When your job is to befriend Utah legislators, you don't join causes legislators don't like.

An analysis by the Deseret News shows that while 35 former lawmakers endorse the Utahns for Ethical Government legislative ethics citizen initiative, that list is nearly void of names of lawmakers who are now registered lobbyists.

There are 30 former legislators who are now lobbyists, plus one current lawmaker who also is a registered lobbyist.

But there are only two names common to both lists, the newspaper found.

Several sources told the newspaper that lobbyists/former lawmakers don't want to anger current legislators, especially GOP leaders, and so are staying away from the initiative.

The married couple Rod and Paula Julander, who both served as Democratic lawmakers, are registered lobbyists and initiative supporters. Former Sen. Paula Julander represents a nurses' association; former Rep. Rod Julander a social workers' group.

Paula Julander said she doesn't know why more former legislator/lobbyists are not supporting the initiative. "I just believe in ethical government," she said. "And I only lobby for nurses (she used to be a nurse), the only group that I would lobby for, paid or unpaid."

Except for the Julanders, there is a clear split in opinion among former part-time legislators.

"Our business is not upsetting legislators," said one former lawmaker who is now a contract lobbyist. (A contract lobbyist doesn't work for one client or business, but carries a stable of clients.)

And it is pretty clear where most legislators are on the UEG initiative — they are against it, the lobbyist added, asking not to be named.

"I was never even contacted" by UEG and asked to support the initiative. "And I know these (UEG) guys pretty well.

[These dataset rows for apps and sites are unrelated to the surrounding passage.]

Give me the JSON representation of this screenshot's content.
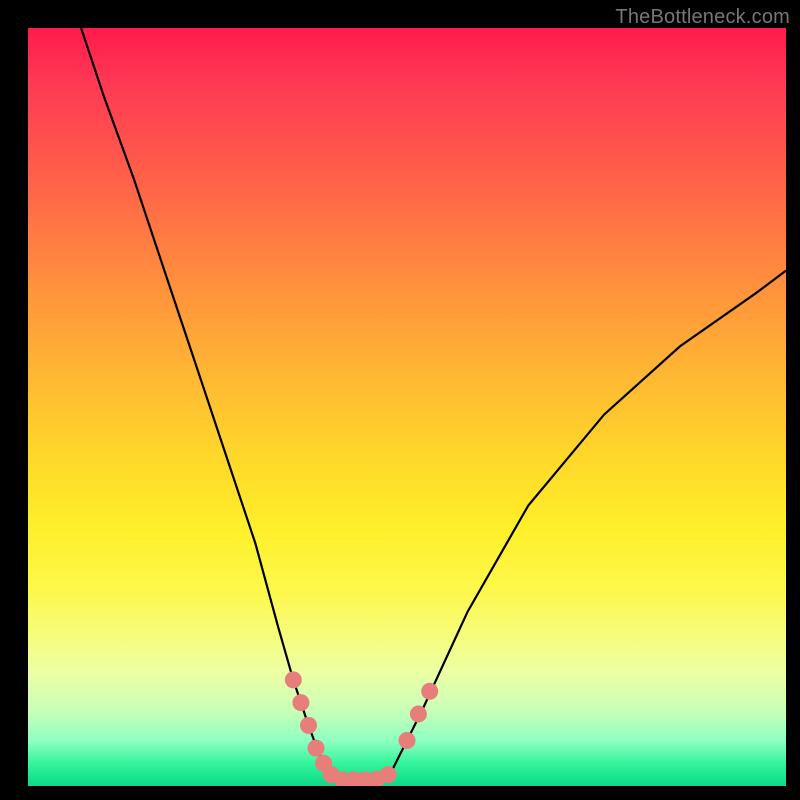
{
  "watermark": "TheBottleneck.com",
  "chart_data": {
    "type": "line",
    "title": "",
    "xlabel": "",
    "ylabel": "",
    "xlim": [
      0,
      100
    ],
    "ylim": [
      0,
      100
    ],
    "series": [
      {
        "name": "curve",
        "x": [
          7,
          10,
          14,
          18,
          22,
          26,
          30,
          33,
          35,
          37,
          38.5,
          40,
          42,
          44,
          46,
          48,
          52,
          58,
          66,
          76,
          86,
          96,
          100
        ],
        "y": [
          100,
          91,
          80,
          68,
          56,
          44,
          32,
          21,
          14,
          8,
          4,
          1.5,
          0.8,
          0.8,
          0.9,
          2,
          10,
          23,
          37,
          49,
          58,
          65,
          68
        ]
      }
    ],
    "markers": [
      {
        "name": "marker-dot",
        "x": 35.0,
        "y": 14.0
      },
      {
        "name": "marker-dot",
        "x": 36.0,
        "y": 11.0
      },
      {
        "name": "marker-dot",
        "x": 37.0,
        "y": 8.0
      },
      {
        "name": "marker-dot",
        "x": 38.0,
        "y": 5.0
      },
      {
        "name": "marker-dot",
        "x": 39.0,
        "y": 3.0
      },
      {
        "name": "marker-dot",
        "x": 40.0,
        "y": 1.5
      },
      {
        "name": "marker-dot",
        "x": 41.5,
        "y": 0.8
      },
      {
        "name": "marker-dot",
        "x": 43.0,
        "y": 0.8
      },
      {
        "name": "marker-dot",
        "x": 44.5,
        "y": 0.8
      },
      {
        "name": "marker-dot",
        "x": 46.0,
        "y": 0.9
      },
      {
        "name": "marker-dot",
        "x": 47.5,
        "y": 1.5
      },
      {
        "name": "marker-dot",
        "x": 50.0,
        "y": 6.0
      },
      {
        "name": "marker-dot",
        "x": 51.5,
        "y": 9.5
      },
      {
        "name": "marker-dot",
        "x": 53.0,
        "y": 12.5
      }
    ],
    "colors": {
      "curve": "#000000",
      "marker_fill": "#e77e7a",
      "gradient_top": "#ff1a4d",
      "gradient_mid": "#ffef2a",
      "gradient_bottom": "#17e28e",
      "frame": "#000000"
    }
  }
}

Maybe they just assumed (lobbyists) wouldn't support it" — an assumption that so far has turned out correct.

In fact, GOP legislative leaders have been some of the most vocal critics of the initiative, a few saying it is unconstitutional on several fronts.

A review of the 35 former lawmakers endorsing the initiative shows that many are either Democrats or were considered Republican moderates, who at times had their own disagreements with their more conservative party colleagues.

For example, former GOP Rep. Jordan Tanner endorses the initiative. Tanner, who served 10 years during the 1990s in the House from his Provo district, was known for his failed attempts at ethics reforms — his bills dying year after year in either the House or Senate.

"You don't see many recent legislators or the (former GOP legislative) leaders" on the UEG list, said the unnamed lawmaker/lobbyist. The initiative sponsors "had to go pretty far back to dig up these guys," the lobbyist noted. Only 10 of the 35 UEG-endorsing former legislators served in this decade.

The biggest name on the initiative's list is former Rep. Olene Walker, R-Salt Lake, who as lieutenant governor became governor in 2003 after former Gov. Mike Leavitt resigned to join the Bush administration.

Walker was majority leader in the Utah House — and hoped to become Utah's first female speaker — before she was defeated in her legislative re-election bid in 1988.

As governor, Walker had some rocky relationships with GOP legislative leaders, at one point threatening to veto the whole state budget if money wasn't found for a public school reading program.

Of the 30 former lawmakers who are now registered lobbyists, 16 were in Democratic or Republican leadership, including a few speakers of the House and presidents of the Senate.

Kim Burningham, chairman of UEG and a former Utah GOP House member himself, said he put together part of the calling list seeking initiative endorsements from former legislators.

"It was not a methodical thing" to exclude lobbyist/former legislators from the solicitation list, said Burningham, "but I probably figured they would not be interested" in joining up.

Trying to get some major political hitters in Utah to endorse the initiative, like Mitt Romney, former Gov. Leavitt or the like "is not on the agenda at this time," said Burningham.

Former Gov. Jon Huntsman Jr., who was very popular here, is out of reach. As U.S. ambassador to China, Huntsman is expected to stay out of local politics, including endorsements.

e-mail: bbjr@desnews.com